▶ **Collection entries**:
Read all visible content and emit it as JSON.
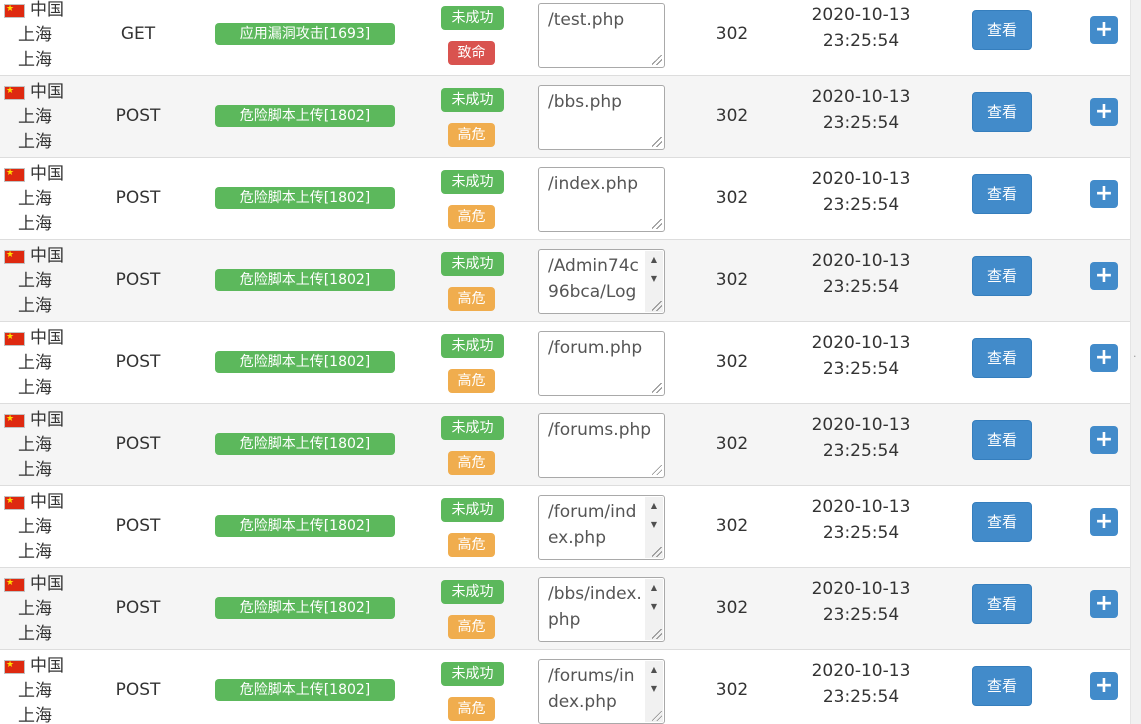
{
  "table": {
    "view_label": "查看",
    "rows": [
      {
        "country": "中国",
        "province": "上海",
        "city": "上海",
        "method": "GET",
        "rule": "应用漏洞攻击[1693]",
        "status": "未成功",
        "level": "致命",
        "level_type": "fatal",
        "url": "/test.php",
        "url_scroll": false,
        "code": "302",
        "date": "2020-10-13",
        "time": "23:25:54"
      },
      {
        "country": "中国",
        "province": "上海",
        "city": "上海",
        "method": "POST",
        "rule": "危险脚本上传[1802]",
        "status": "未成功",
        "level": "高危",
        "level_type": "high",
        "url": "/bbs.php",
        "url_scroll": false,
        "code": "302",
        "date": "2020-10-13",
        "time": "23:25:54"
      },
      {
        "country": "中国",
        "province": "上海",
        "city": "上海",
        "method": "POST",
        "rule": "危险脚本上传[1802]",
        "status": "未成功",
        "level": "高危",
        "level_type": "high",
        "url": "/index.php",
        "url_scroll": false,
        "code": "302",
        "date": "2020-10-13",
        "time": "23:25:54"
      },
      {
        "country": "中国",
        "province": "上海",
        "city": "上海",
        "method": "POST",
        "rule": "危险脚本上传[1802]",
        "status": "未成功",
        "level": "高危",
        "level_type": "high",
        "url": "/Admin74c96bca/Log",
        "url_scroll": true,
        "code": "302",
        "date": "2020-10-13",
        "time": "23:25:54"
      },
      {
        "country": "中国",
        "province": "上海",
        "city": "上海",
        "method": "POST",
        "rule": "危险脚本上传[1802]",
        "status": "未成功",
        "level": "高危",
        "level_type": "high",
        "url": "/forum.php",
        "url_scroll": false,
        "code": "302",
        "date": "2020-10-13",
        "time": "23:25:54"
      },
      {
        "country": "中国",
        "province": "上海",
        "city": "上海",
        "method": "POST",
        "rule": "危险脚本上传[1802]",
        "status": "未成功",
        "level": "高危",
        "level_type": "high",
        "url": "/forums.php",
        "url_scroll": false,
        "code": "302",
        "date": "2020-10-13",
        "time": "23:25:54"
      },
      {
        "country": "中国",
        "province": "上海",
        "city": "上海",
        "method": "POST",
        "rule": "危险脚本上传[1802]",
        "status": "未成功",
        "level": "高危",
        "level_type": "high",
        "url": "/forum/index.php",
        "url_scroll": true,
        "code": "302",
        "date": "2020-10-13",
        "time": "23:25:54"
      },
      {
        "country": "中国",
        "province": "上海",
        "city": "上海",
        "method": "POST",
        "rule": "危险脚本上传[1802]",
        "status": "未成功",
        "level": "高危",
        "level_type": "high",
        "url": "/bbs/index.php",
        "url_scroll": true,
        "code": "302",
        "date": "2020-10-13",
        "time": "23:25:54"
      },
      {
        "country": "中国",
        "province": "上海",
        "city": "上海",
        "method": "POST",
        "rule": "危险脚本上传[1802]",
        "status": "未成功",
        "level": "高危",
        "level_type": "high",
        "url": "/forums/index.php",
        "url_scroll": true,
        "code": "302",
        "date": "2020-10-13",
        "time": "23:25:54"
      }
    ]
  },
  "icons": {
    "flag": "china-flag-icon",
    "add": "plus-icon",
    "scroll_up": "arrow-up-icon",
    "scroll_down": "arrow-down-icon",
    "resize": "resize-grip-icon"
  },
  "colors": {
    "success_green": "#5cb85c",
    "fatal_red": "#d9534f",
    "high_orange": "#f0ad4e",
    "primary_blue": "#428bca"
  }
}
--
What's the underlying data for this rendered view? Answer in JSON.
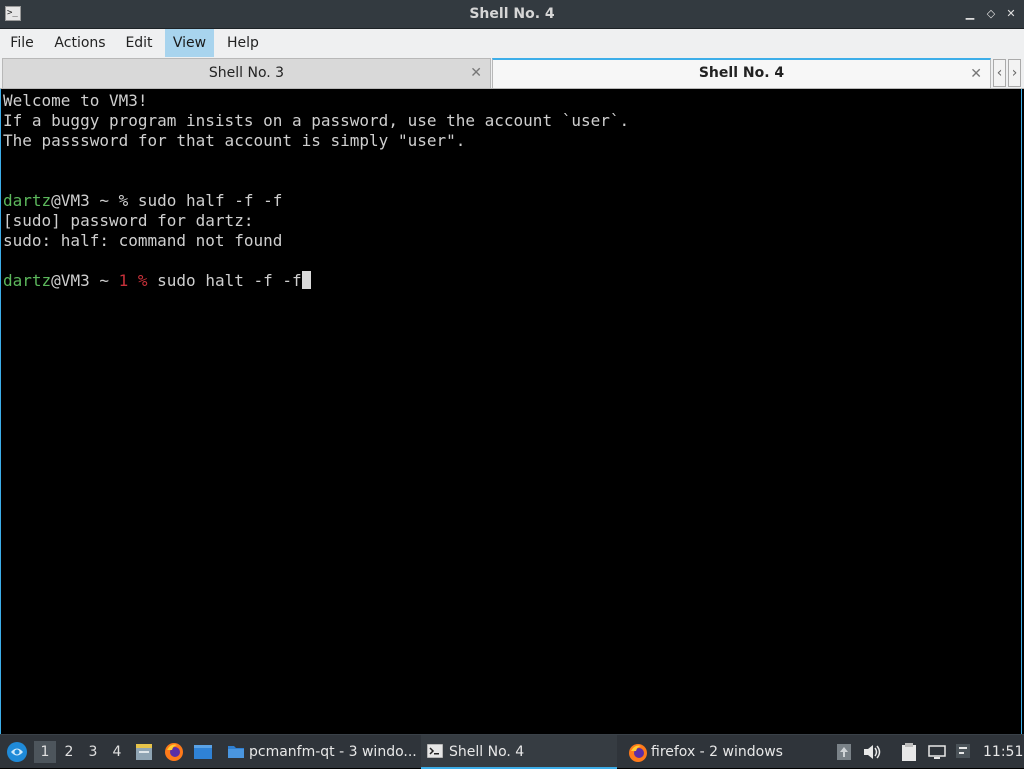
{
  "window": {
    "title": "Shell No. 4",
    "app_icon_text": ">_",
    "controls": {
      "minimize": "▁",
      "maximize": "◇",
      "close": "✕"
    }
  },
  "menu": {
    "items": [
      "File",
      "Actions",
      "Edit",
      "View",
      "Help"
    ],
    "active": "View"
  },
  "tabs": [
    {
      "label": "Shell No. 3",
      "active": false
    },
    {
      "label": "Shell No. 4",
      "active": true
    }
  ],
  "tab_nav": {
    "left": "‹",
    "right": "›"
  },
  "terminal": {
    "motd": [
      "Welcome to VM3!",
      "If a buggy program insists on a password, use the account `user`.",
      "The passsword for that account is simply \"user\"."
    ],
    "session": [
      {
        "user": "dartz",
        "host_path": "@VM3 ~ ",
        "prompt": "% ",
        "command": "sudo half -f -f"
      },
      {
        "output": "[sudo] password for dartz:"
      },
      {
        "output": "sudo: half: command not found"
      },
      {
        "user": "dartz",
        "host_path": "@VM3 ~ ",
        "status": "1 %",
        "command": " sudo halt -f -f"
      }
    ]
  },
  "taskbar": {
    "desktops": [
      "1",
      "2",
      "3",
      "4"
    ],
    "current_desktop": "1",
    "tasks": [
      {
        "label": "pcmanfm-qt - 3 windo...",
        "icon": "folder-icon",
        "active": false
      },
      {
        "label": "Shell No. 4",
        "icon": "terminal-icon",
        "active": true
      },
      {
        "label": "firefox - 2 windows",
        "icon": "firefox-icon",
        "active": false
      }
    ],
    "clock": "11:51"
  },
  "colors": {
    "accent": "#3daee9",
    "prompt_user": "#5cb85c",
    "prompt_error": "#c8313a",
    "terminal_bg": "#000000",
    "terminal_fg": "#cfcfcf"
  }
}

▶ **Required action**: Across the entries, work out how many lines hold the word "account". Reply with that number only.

▶ **Answer for this exercise**: 2